## REQUIREMENT:
Of the entries that follow, how many lines hold the word "data"? Reply with the number only.
*** Opening RECORDS TO PROCESS ***
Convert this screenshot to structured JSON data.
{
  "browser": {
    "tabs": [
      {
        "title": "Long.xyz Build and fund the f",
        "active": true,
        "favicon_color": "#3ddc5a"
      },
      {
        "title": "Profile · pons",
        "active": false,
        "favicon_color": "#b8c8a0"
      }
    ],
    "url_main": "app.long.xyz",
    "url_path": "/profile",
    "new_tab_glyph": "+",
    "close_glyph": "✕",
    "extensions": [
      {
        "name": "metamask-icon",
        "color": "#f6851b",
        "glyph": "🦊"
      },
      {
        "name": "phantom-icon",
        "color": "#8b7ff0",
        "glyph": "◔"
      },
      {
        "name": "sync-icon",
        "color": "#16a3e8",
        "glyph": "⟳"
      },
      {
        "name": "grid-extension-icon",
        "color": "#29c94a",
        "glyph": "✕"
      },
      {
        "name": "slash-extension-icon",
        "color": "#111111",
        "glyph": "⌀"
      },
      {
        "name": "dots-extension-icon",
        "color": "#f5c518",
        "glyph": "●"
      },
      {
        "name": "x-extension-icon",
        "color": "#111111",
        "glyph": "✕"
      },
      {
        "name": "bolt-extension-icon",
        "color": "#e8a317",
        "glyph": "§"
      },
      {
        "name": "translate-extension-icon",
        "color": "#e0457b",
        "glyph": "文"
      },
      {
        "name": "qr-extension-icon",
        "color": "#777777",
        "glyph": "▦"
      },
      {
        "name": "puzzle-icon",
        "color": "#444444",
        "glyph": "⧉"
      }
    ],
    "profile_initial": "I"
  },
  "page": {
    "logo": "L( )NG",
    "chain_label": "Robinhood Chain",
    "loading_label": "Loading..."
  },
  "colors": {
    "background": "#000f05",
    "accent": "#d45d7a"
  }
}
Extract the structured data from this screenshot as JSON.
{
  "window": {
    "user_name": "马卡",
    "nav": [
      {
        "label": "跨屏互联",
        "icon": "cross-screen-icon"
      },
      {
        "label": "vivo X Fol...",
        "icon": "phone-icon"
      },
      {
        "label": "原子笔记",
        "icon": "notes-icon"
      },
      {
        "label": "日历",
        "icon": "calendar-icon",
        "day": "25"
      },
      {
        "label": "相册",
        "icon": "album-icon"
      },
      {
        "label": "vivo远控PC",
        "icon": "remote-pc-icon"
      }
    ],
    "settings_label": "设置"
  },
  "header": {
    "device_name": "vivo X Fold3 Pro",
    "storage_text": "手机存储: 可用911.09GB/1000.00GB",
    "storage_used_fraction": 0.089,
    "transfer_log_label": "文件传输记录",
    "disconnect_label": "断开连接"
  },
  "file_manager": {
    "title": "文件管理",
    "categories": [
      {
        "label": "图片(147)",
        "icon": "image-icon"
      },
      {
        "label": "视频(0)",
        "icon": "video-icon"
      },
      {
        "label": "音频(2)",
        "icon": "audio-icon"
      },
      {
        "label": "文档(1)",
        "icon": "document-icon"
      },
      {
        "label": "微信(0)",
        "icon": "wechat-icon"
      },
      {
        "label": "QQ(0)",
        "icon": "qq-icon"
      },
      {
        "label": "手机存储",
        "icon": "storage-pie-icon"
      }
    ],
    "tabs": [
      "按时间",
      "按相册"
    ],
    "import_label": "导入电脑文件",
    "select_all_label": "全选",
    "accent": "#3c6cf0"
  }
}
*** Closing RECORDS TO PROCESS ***
## YOUR SOLUTION:
2